● **WHAT THIS TASK INVOLVES**
The answer must be the full set of records, repeated exactly.

Interface dataset entries
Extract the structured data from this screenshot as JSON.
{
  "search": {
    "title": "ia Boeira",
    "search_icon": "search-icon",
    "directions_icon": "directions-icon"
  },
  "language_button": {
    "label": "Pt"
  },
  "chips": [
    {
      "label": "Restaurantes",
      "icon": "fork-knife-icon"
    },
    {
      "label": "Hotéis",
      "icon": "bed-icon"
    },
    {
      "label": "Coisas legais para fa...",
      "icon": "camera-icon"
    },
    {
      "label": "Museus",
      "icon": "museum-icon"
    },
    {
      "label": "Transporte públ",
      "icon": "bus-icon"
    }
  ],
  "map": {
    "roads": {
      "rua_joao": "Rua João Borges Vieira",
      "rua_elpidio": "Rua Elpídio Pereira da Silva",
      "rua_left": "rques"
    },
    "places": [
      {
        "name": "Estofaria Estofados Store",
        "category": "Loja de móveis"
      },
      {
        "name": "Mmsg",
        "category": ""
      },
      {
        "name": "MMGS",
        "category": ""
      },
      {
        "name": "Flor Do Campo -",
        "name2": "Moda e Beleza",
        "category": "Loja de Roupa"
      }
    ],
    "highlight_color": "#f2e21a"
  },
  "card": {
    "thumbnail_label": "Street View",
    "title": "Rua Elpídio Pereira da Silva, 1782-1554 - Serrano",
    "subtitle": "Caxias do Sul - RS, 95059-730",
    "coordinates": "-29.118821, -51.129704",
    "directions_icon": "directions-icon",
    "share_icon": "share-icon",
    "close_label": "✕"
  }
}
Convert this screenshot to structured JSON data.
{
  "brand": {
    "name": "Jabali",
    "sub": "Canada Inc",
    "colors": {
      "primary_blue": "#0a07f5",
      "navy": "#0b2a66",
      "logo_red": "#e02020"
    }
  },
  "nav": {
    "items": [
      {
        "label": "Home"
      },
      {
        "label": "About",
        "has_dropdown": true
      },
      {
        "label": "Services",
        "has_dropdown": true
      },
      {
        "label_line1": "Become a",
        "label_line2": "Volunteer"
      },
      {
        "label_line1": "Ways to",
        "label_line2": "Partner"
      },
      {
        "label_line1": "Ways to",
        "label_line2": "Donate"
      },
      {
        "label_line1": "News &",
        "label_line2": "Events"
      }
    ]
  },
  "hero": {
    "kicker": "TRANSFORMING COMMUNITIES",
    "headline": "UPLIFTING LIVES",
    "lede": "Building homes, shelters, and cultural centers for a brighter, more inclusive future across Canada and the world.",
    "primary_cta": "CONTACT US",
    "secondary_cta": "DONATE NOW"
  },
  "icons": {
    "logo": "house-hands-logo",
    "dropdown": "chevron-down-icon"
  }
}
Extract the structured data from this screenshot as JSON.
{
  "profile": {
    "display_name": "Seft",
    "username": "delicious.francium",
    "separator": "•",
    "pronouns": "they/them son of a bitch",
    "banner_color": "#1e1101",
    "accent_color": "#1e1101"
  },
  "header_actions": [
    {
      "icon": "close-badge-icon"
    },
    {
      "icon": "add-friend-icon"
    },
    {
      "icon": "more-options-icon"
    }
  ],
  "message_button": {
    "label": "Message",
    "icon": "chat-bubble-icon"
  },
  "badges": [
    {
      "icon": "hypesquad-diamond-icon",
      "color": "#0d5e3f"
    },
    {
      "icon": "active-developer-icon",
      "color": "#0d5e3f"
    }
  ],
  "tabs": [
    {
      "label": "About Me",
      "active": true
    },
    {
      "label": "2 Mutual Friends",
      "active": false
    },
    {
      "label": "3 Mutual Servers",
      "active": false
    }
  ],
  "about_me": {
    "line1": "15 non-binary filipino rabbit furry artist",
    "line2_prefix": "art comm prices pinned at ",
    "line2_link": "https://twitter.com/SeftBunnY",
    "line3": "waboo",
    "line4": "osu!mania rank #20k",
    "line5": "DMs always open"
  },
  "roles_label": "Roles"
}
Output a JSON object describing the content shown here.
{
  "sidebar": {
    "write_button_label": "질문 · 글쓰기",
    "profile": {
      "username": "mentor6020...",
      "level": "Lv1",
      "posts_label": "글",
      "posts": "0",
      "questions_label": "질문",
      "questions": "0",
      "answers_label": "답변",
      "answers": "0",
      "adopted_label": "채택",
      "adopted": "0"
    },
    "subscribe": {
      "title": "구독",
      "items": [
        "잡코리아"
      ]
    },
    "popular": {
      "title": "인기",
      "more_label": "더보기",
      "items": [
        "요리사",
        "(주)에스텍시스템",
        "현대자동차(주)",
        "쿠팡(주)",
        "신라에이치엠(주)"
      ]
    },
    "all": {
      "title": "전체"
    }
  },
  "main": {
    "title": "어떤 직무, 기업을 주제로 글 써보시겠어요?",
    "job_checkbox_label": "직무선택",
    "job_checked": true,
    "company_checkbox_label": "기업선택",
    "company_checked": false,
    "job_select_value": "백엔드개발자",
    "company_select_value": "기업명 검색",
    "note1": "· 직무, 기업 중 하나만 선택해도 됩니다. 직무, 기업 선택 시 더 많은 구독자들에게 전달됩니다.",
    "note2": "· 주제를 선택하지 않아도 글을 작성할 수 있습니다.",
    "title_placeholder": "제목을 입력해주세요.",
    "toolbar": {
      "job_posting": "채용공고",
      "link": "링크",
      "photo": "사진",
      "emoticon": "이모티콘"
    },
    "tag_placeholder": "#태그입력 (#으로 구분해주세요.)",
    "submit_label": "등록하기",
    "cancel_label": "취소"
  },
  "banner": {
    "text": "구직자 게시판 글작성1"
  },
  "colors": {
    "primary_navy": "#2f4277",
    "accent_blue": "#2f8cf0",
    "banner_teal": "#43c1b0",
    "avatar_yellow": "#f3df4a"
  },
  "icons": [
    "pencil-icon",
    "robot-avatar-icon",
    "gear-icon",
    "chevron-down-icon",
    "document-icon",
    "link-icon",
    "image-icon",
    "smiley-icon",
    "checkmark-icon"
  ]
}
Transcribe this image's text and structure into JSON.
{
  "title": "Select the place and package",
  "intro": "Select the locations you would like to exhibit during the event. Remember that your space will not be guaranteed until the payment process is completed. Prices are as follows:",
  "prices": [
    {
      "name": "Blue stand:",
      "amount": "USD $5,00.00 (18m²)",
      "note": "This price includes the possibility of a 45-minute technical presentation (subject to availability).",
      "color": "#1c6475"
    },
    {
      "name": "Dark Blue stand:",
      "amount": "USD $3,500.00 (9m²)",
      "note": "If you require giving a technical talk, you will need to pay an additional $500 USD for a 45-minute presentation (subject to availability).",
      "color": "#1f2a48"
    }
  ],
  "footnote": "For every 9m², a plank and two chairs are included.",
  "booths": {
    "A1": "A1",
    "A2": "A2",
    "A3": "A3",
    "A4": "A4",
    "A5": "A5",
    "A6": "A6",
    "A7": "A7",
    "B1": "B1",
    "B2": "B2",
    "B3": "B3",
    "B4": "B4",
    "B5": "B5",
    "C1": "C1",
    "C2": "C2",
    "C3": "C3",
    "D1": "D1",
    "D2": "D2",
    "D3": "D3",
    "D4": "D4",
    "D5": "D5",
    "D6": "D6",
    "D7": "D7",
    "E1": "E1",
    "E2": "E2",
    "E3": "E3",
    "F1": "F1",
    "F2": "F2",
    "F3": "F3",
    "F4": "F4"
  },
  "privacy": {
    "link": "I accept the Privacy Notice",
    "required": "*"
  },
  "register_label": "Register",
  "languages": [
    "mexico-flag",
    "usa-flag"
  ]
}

● **WRITTEN SOLUTION**
Extract the structured data from this screenshot as JSON.
{
  "search": {
    "title": "ia Boeira",
    "search_icon": "search-icon",
    "directions_icon": "directions-icon"
  },
  "language_button": {
    "label": "Pt"
  },
  "chips": [
    {
      "label": "Restaurantes",
      "icon": "fork-knife-icon"
    },
    {
      "label": "Hotéis",
      "icon": "bed-icon"
    },
    {
      "label": "Coisas legais para fa...",
      "icon": "camera-icon"
    },
    {
      "label": "Museus",
      "icon": "museum-icon"
    },
    {
      "label": "Transporte públ",
      "icon": "bus-icon"
    }
  ],
  "map": {
    "roads": {
      "rua_joao": "Rua João Borges Vieira",
      "rua_elpidio": "Rua Elpídio Pereira da Silva",
      "rua_left": "rques"
    },
    "places": [
      {
        "name": "Estofaria Estofados Store",
        "category": "Loja de móveis"
      },
      {
        "name": "Mmsg",
        "category": ""
      },
      {
        "name": "MMGS",
        "category": ""
      },
      {
        "name": "Flor Do Campo -",
        "name2": "Moda e Beleza",
        "category": "Loja de Roupa"
      }
    ],
    "highlight_color": "#f2e21a"
  },
  "card": {
    "thumbnail_label": "Street View",
    "title": "Rua Elpídio Pereira da Silva, 1782-1554 - Serrano",
    "subtitle": "Caxias do Sul - RS, 95059-730",
    "coordinates": "-29.118821, -51.129704",
    "directions_icon": "directions-icon",
    "share_icon": "share-icon",
    "close_label": "✕"
  }
}
Convert this screenshot to structured JSON data.
{
  "brand": {
    "name": "Jabali",
    "sub": "Canada Inc",
    "colors": {
      "primary_blue": "#0a07f5",
      "navy": "#0b2a66",
      "logo_red": "#e02020"
    }
  },
  "nav": {
    "items": [
      {
        "label": "Home"
      },
      {
        "label": "About",
        "has_dropdown": true
      },
      {
        "label": "Services",
        "has_dropdown": true
      },
      {
        "label_line1": "Become a",
        "label_line2": "Volunteer"
      },
      {
        "label_line1": "Ways to",
        "label_line2": "Partner"
      },
      {
        "label_line1": "Ways to",
        "label_line2": "Donate"
      },
      {
        "label_line1": "News &",
        "label_line2": "Events"
      }
    ]
  },
  "hero": {
    "kicker": "TRANSFORMING COMMUNITIES",
    "headline": "UPLIFTING LIVES",
    "lede": "Building homes, shelters, and cultural centers for a brighter, more inclusive future across Canada and the world.",
    "primary_cta": "CONTACT US",
    "secondary_cta": "DONATE NOW"
  },
  "icons": {
    "logo": "house-hands-logo",
    "dropdown": "chevron-down-icon"
  }
}
Extract the structured data from this screenshot as JSON.
{
  "profile": {
    "display_name": "Seft",
    "username": "delicious.francium",
    "separator": "•",
    "pronouns": "they/them son of a bitch",
    "banner_color": "#1e1101",
    "accent_color": "#1e1101"
  },
  "header_actions": [
    {
      "icon": "close-badge-icon"
    },
    {
      "icon": "add-friend-icon"
    },
    {
      "icon": "more-options-icon"
    }
  ],
  "message_button": {
    "label": "Message",
    "icon": "chat-bubble-icon"
  },
  "badges": [
    {
      "icon": "hypesquad-diamond-icon",
      "color": "#0d5e3f"
    },
    {
      "icon": "active-developer-icon",
      "color": "#0d5e3f"
    }
  ],
  "tabs": [
    {
      "label": "About Me",
      "active": true
    },
    {
      "label": "2 Mutual Friends",
      "active": false
    },
    {
      "label": "3 Mutual Servers",
      "active": false
    }
  ],
  "about_me": {
    "line1": "15 non-binary filipino rabbit furry artist",
    "line2_prefix": "art comm prices pinned at ",
    "line2_link": "https://twitter.com/SeftBunnY",
    "line3": "waboo",
    "line4": "osu!mania rank #20k",
    "line5": "DMs always open"
  },
  "roles_label": "Roles"
}
Output a JSON object describing the content shown here.
{
  "sidebar": {
    "write_button_label": "질문 · 글쓰기",
    "profile": {
      "username": "mentor6020...",
      "level": "Lv1",
      "posts_label": "글",
      "posts": "0",
      "questions_label": "질문",
      "questions": "0",
      "answers_label": "답변",
      "answers": "0",
      "adopted_label": "채택",
      "adopted": "0"
    },
    "subscribe": {
      "title": "구독",
      "items": [
        "잡코리아"
      ]
    },
    "popular": {
      "title": "인기",
      "more_label": "더보기",
      "items": [
        "요리사",
        "(주)에스텍시스템",
        "현대자동차(주)",
        "쿠팡(주)",
        "신라에이치엠(주)"
      ]
    },
    "all": {
      "title": "전체"
    }
  },
  "main": {
    "title": "어떤 직무, 기업을 주제로 글 써보시겠어요?",
    "job_checkbox_label": "직무선택",
    "job_checked": true,
    "company_checkbox_label": "기업선택",
    "company_checked": false,
    "job_select_value": "백엔드개발자",
    "company_select_value": "기업명 검색",
    "note1": "· 직무, 기업 중 하나만 선택해도 됩니다. 직무, 기업 선택 시 더 많은 구독자들에게 전달됩니다.",
    "note2": "· 주제를 선택하지 않아도 글을 작성할 수 있습니다.",
    "title_placeholder": "제목을 입력해주세요.",
    "toolbar": {
      "job_posting": "채용공고",
      "link": "링크",
      "photo": "사진",
      "emoticon": "이모티콘"
    },
    "tag_placeholder": "#태그입력 (#으로 구분해주세요.)",
    "submit_label": "등록하기",
    "cancel_label": "취소"
  },
  "banner": {
    "text": "구직자 게시판 글작성1"
  },
  "colors": {
    "primary_navy": "#2f4277",
    "accent_blue": "#2f8cf0",
    "banner_teal": "#43c1b0",
    "avatar_yellow": "#f3df4a"
  },
  "icons": [
    "pencil-icon",
    "robot-avatar-icon",
    "gear-icon",
    "chevron-down-icon",
    "document-icon",
    "link-icon",
    "image-icon",
    "smiley-icon",
    "checkmark-icon"
  ]
}
Transcribe this image's text and structure into JSON.
{
  "title": "Select the place and package",
  "intro": "Select the locations you would like to exhibit during the event. Remember that your space will not be guaranteed until the payment process is completed. Prices are as follows:",
  "prices": [
    {
      "name": "Blue stand:",
      "amount": "USD $5,00.00 (18m²)",
      "note": "This price includes the possibility of a 45-minute technical presentation (subject to availability).",
      "color": "#1c6475"
    },
    {
      "name": "Dark Blue stand:",
      "amount": "USD $3,500.00 (9m²)",
      "note": "If you require giving a technical talk, you will need to pay an additional $500 USD for a 45-minute presentation (subject to availability).",
      "color": "#1f2a48"
    }
  ],
  "footnote": "For every 9m², a plank and two chairs are included.",
  "booths": {
    "A1": "A1",
    "A2": "A2",
    "A3": "A3",
    "A4": "A4",
    "A5": "A5",
    "A6": "A6",
    "A7": "A7",
    "B1": "B1",
    "B2": "B2",
    "B3": "B3",
    "B4": "B4",
    "B5": "B5",
    "C1": "C1",
    "C2": "C2",
    "C3": "C3",
    "D1": "D1",
    "D2": "D2",
    "D3": "D3",
    "D4": "D4",
    "D5": "D5",
    "D6": "D6",
    "D7": "D7",
    "E1": "E1",
    "E2": "E2",
    "E3": "E3",
    "F1": "F1",
    "F2": "F2",
    "F3": "F3",
    "F4": "F4"
  },
  "privacy": {
    "link": "I accept the Privacy Notice",
    "required": "*"
  },
  "register_label": "Register",
  "languages": [
    "mexico-flag",
    "usa-flag"
  ]
}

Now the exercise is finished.